[Problem to work on] Among these records, tally each line with the word "Lancement"; the answer is that number alone.

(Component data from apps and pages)
· · · · · · ·

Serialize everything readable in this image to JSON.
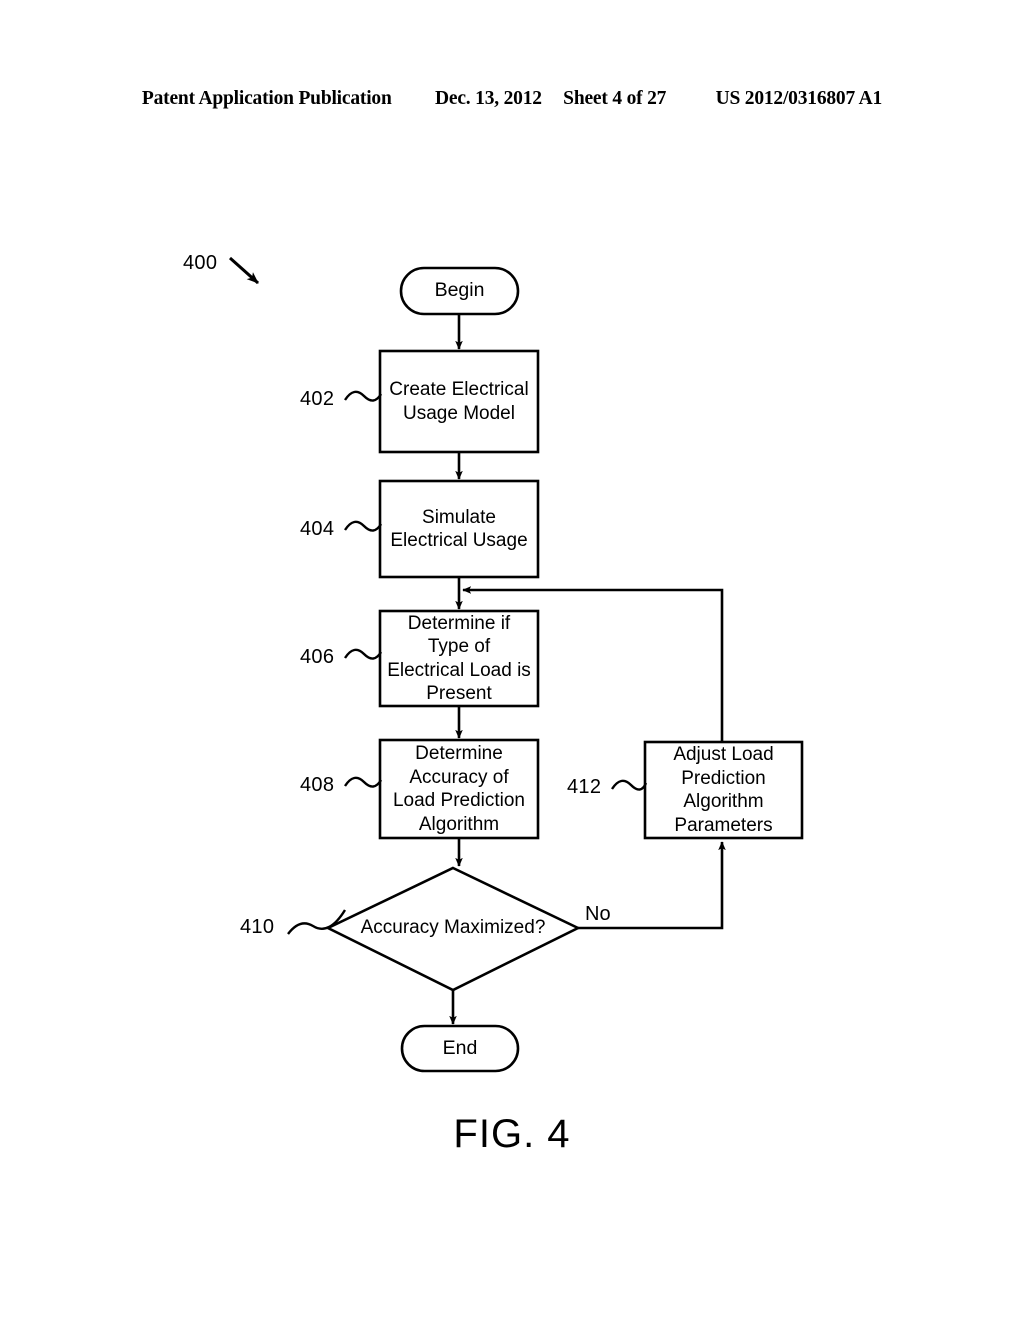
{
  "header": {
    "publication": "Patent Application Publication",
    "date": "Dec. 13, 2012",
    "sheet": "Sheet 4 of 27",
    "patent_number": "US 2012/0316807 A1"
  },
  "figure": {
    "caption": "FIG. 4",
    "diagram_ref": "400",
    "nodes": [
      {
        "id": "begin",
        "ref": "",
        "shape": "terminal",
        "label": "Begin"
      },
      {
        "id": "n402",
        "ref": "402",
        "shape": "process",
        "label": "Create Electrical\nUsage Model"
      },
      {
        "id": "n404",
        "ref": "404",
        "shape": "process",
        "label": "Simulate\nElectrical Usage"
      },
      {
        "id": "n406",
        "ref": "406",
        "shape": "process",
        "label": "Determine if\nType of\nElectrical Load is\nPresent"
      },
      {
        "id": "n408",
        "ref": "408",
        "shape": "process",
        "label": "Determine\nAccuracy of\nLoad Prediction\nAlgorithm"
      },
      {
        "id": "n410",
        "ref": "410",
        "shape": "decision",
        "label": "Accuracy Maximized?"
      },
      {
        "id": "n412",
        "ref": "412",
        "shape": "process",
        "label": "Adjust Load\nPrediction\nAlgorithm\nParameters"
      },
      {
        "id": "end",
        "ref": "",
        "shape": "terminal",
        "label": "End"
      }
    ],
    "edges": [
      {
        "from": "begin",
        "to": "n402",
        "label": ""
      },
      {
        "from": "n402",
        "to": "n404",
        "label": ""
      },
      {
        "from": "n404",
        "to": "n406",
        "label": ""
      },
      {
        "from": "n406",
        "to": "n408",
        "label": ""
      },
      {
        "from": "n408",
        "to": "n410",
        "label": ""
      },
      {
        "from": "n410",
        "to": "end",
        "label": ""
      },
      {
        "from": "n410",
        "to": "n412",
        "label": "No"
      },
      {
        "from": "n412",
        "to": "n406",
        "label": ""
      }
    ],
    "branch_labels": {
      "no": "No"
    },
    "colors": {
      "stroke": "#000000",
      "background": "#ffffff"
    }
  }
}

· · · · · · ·

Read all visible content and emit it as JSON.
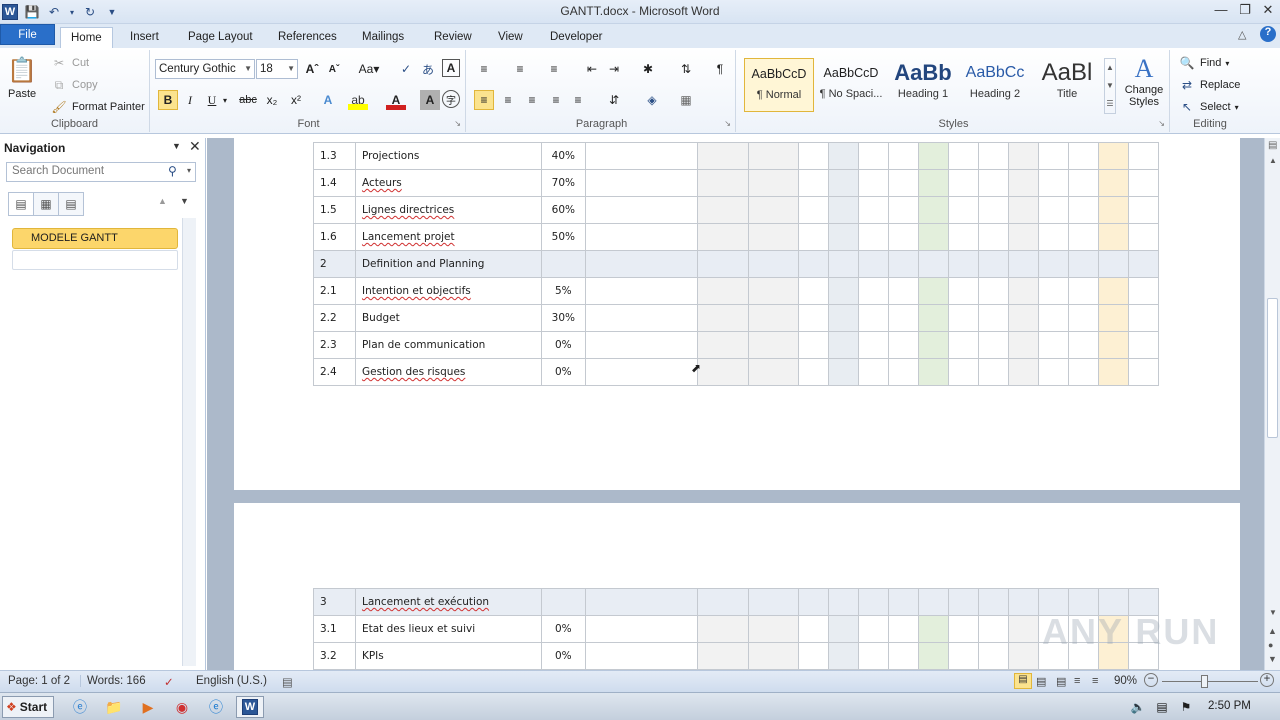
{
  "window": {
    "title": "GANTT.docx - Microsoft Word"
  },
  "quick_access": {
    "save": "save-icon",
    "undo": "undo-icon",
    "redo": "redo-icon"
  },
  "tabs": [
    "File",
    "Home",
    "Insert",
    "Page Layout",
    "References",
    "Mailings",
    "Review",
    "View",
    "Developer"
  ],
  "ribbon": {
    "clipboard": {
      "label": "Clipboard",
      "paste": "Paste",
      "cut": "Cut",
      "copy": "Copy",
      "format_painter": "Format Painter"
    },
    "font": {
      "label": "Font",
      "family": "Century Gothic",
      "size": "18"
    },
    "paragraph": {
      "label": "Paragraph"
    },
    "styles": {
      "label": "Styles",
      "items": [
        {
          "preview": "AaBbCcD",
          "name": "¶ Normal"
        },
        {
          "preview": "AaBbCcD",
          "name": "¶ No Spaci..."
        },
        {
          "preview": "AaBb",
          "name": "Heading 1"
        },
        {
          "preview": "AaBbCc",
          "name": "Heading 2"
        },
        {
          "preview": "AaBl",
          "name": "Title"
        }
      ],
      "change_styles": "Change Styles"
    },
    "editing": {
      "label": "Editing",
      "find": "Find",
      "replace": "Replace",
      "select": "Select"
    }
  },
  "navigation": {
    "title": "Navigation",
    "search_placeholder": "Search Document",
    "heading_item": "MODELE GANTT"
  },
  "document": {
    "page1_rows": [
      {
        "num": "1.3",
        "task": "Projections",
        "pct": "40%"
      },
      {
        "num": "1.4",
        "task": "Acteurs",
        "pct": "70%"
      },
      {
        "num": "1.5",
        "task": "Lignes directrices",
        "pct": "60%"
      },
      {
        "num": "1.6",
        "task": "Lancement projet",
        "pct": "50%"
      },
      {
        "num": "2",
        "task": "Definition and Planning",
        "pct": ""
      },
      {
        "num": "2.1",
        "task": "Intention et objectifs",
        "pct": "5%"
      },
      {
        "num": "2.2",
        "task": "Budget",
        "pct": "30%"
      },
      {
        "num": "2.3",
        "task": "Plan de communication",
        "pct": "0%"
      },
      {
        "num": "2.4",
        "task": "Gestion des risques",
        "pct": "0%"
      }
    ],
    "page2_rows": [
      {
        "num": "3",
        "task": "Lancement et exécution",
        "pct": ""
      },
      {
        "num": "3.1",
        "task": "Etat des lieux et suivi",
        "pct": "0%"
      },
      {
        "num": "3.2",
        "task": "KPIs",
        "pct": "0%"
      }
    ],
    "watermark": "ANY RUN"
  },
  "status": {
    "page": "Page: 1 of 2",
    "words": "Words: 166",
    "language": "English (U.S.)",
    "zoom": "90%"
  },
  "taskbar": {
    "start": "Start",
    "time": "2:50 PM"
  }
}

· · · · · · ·

[Response] 2